The road across northern Spain to Santiago de Compostela in the northwest was one of the three major Christian pilgrimage routes during the Middle Ages, leading pilgrims to the resting place of the Apostle St. James. Today, the system of trails and roads that made up the old pilgrimage route is the most popular long-distance trail in Europe, winding from the heights of the Pyrenees to the gently rolling fields and woods of Galicia. Hundreds of thousands of modern-day pilgrims, art lovers, historians, and adventurers retrace the road today, traveling through a stunningly varied landscape which contains some of the most extraordinary art and architecture in the western world. For any visitor, the Road to Santiago is a treasure trove of historical sites, rustic Spanish villages, churches and cathedrals, and religious art.
To fully appreciate the riches of this unique route, look no further than The Pilgrimage Road to Santiago, a fascinating step-by-step guide to the cultural history of the Road for pilgrims, hikers, and armchair travelers alike. Organized geographically, the book covers aspects of the terrain, places of interest, history, artistic monuments, and each town and village's historical relationship to the pilgrimage.
The authors have led five student treks along the Road, studying the art, architecture, and cultural sites of the pilgrimage road from southern France to Compostela.
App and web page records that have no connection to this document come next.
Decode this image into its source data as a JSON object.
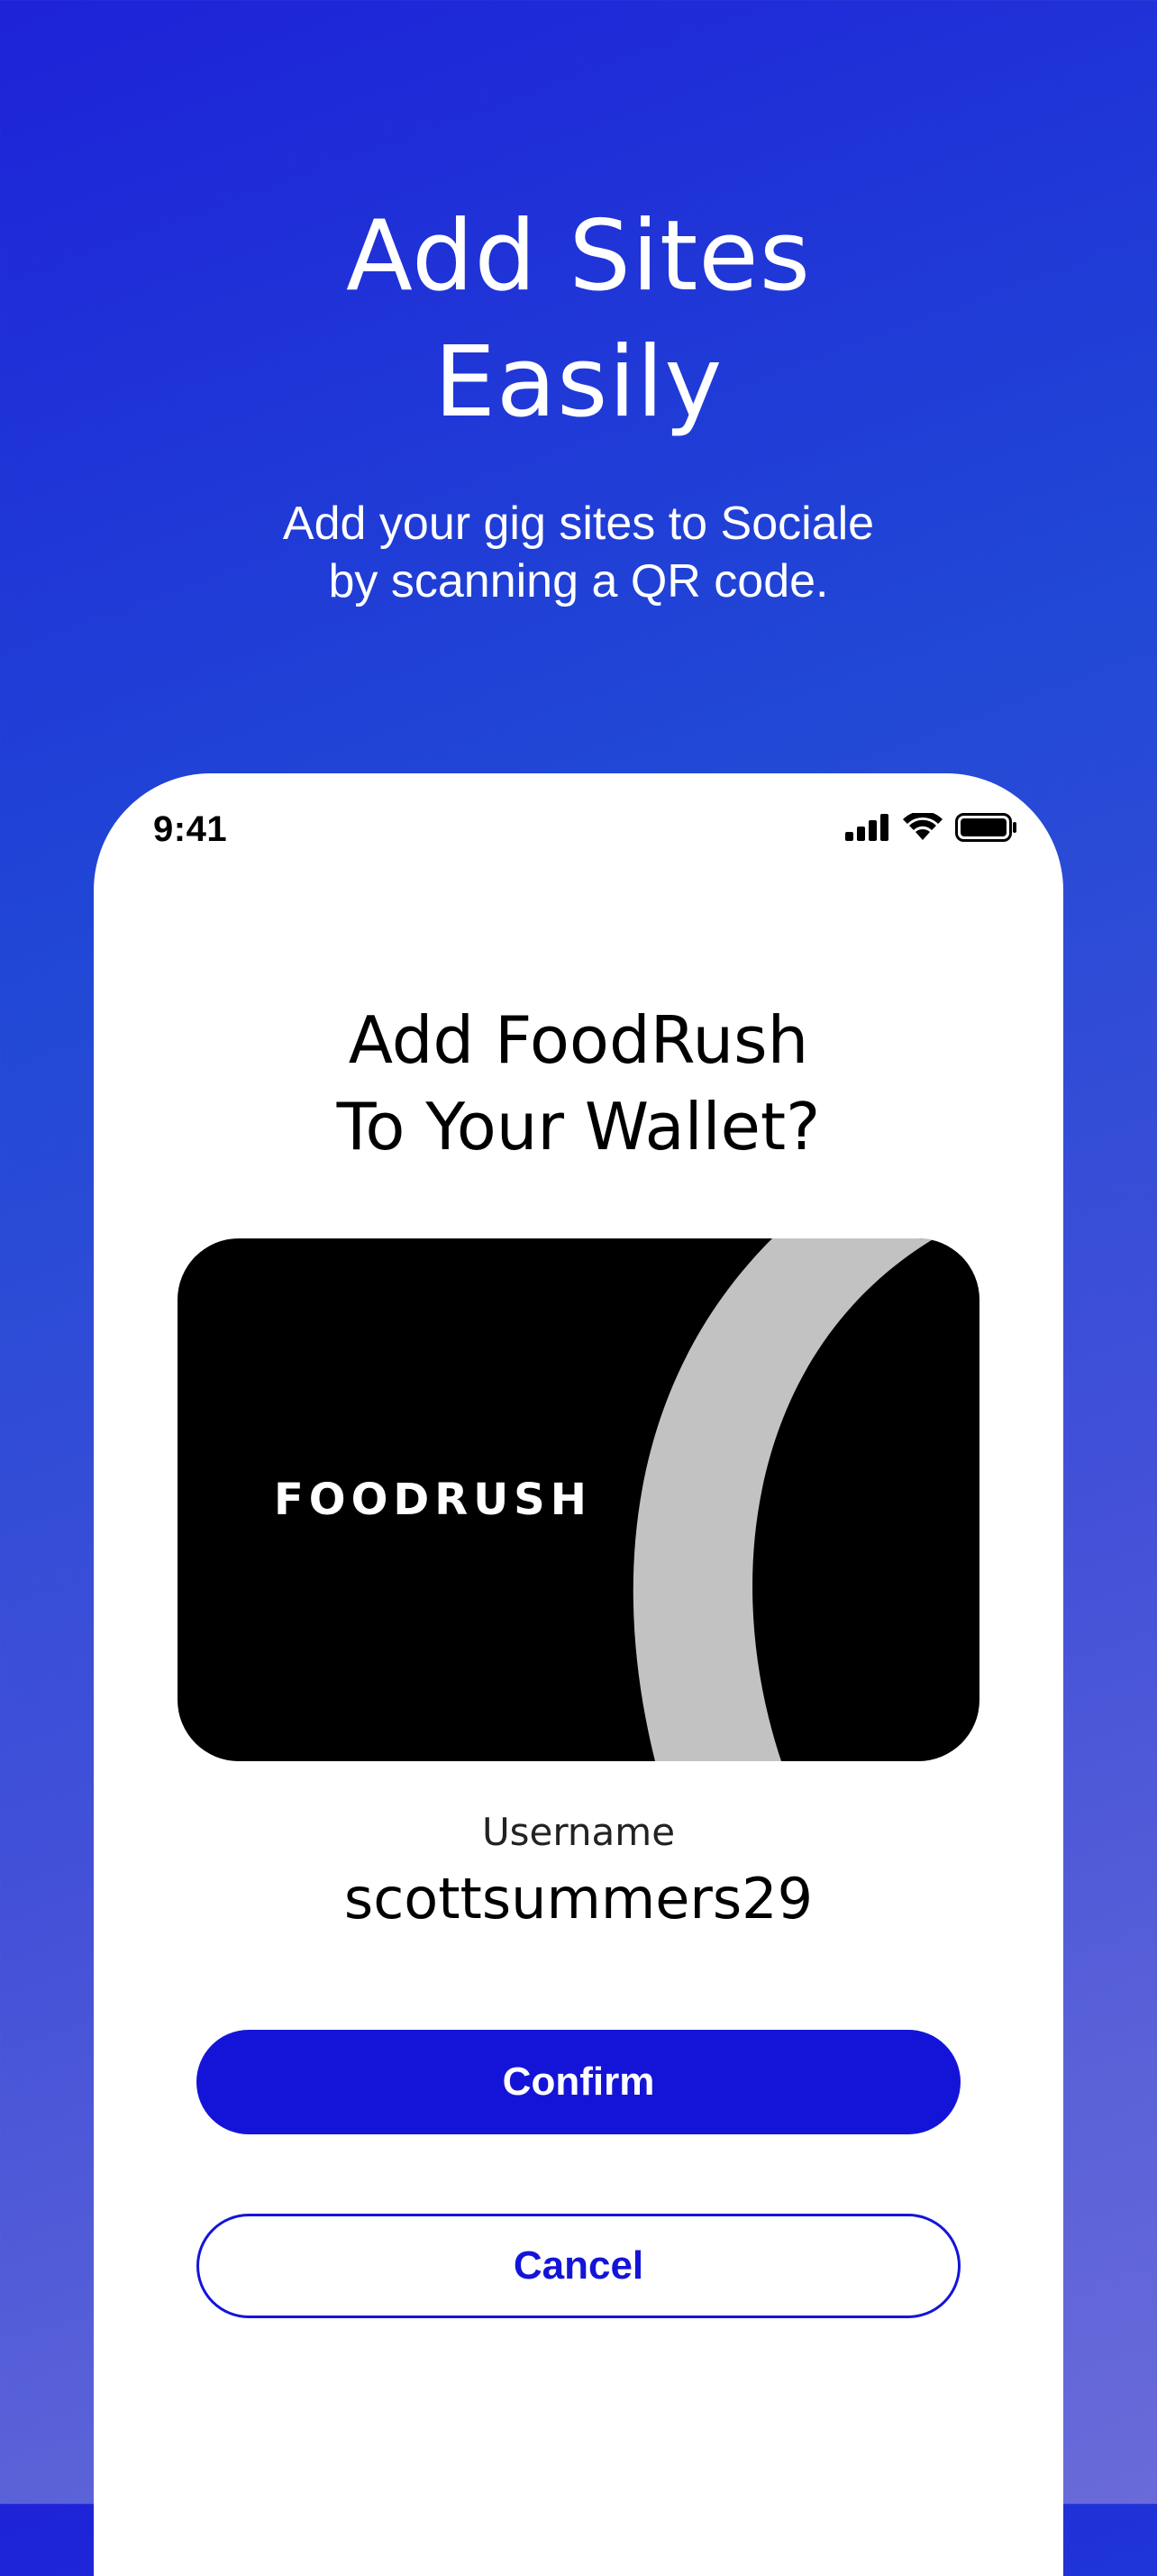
{
  "hero": {
    "title_line1": "Add Sites",
    "title_line2": "Easily",
    "subtitle_line1": "Add your gig sites to Sociale",
    "subtitle_line2": "by scanning a QR code."
  },
  "status_bar": {
    "time": "9:41",
    "icons": [
      "cellular-signal-icon",
      "wifi-icon",
      "battery-icon"
    ]
  },
  "dialog": {
    "title_line1": "Add FoodRush",
    "title_line2": "To Your Wallet?"
  },
  "card": {
    "brand": "FOODRUSH",
    "background_color": "#000000",
    "arc_color": "#c2c2c2"
  },
  "account": {
    "username_label": "Username",
    "username_value": "scottsummers29"
  },
  "actions": {
    "confirm_label": "Confirm",
    "cancel_label": "Cancel"
  },
  "colors": {
    "accent": "#1414d9",
    "gradient_top": "#1e22d8",
    "gradient_bottom": "#6a6ad9"
  }
}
Their lectures, based on twenty-five years of pilgrimage scholarship and fieldwork, were the starting point for this handbook.